Tunnels is excellent for snorkeling and laying on the beach and soaking in the awesome views. Finding it and parking can be a chore, so be sure to have your Guidebook. Or take the shuttle from Hanalei.
Ha’ena Beach Park
Ha’ena Beach Park has limited beach parking without a reservation requirement. There is a lifeguard and restrooms. It is across from the Manini-holo Dry Caves.
This beach is where the main road ends going west, and the magnificent Na Pali coast begins. This beach has excellent snorkeling, views and beachcombing. It is also near the trail head of the Na Pali Coast hike (Kalalau Trail), which we strongly recommend, and which is discussed in the “Activities” section. Don’t miss this beach. Reservations are required.
If you are old enough to remember Mitzi Gaynor singing “I’m going to wash that man right out of my hair”, in the musical South Pacific, then this is a must-see beach. This is a beautiful beach, BUT don’t swim here. The waters are treacherous most of the time.
Below is a group of beaches which we do not often frequent but which are in the area and may be of interest.
The Guidebook and a significant walk are required to visit this beach. It offers a very long sandy beach, which is great for walking, with a view of the Kilauea lighthouse, at the eastern end of the beach. The waters can be rough and not safe for swimming. Nude bathing is illegal, in Kauai, but you may run into law breakers on this beach.
Hanakapi’ai Beach is located 2 miles into the Kalalau Trail from Ke’e Beach. This beach, with its sea cave are worth the hike, but crossing the Hanakapi’ai River can be treacherous and swimming is typically out of the question. Don’t swim here! A reservation is required to visit Ke’e Beach and take this hike.

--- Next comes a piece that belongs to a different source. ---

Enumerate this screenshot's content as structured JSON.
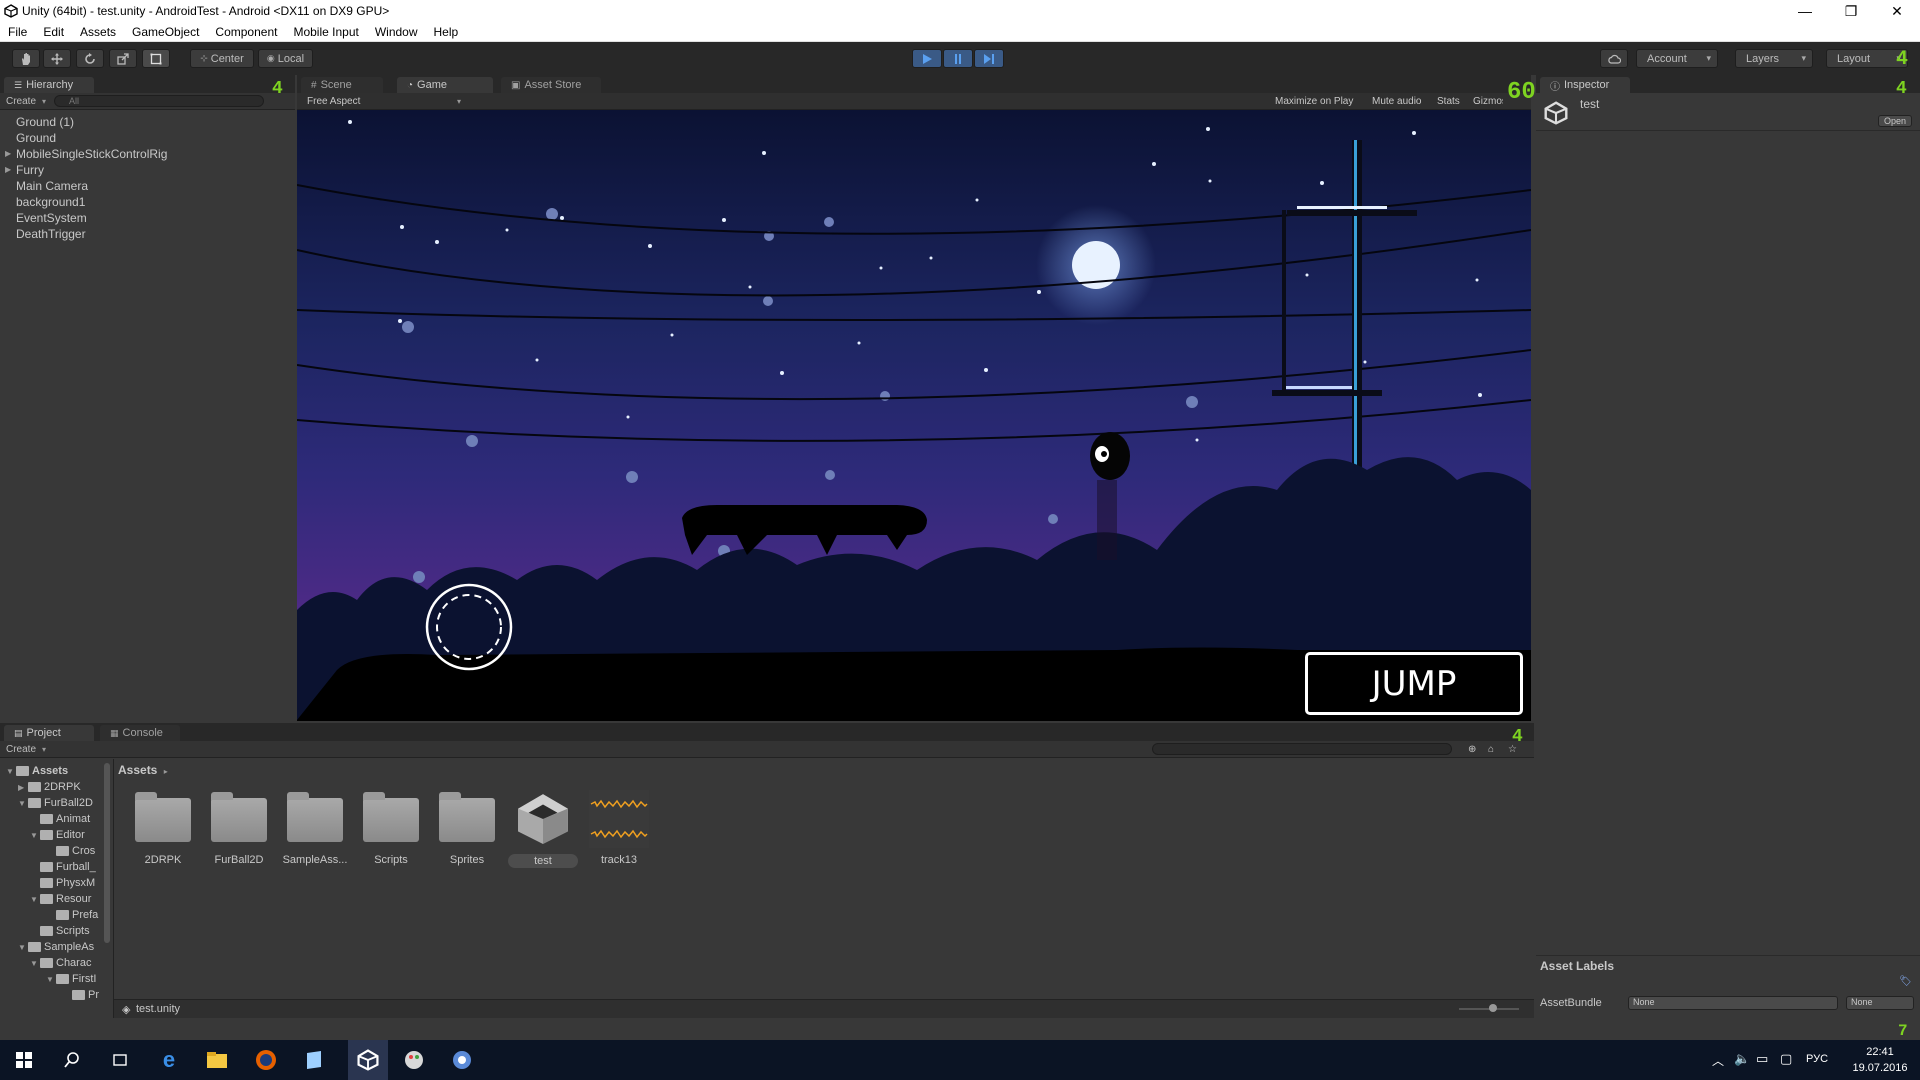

This beach can be found after walking two (2) miles, on the Kalalau Trail, along the Na Pali coast, from Kee Beach (see “Activities). It is a cool and welcomed respite from your hike. BUT don’t swim at this extremely treacherous beach. If you follow the river, up the canyon, for another two (2) miles, you will find the Hanakapi’ai falls. This is a strenuous hike, but, if you are up to it, you will find it rewarding. You can swim in the pool, at the base of the falls, but be careful, because rocks and branches will be washed over the falls. If you take this hike, prepare for it with the proper clothing, water/food, camera (in a plastic bag), and time to make and enjoy the sights.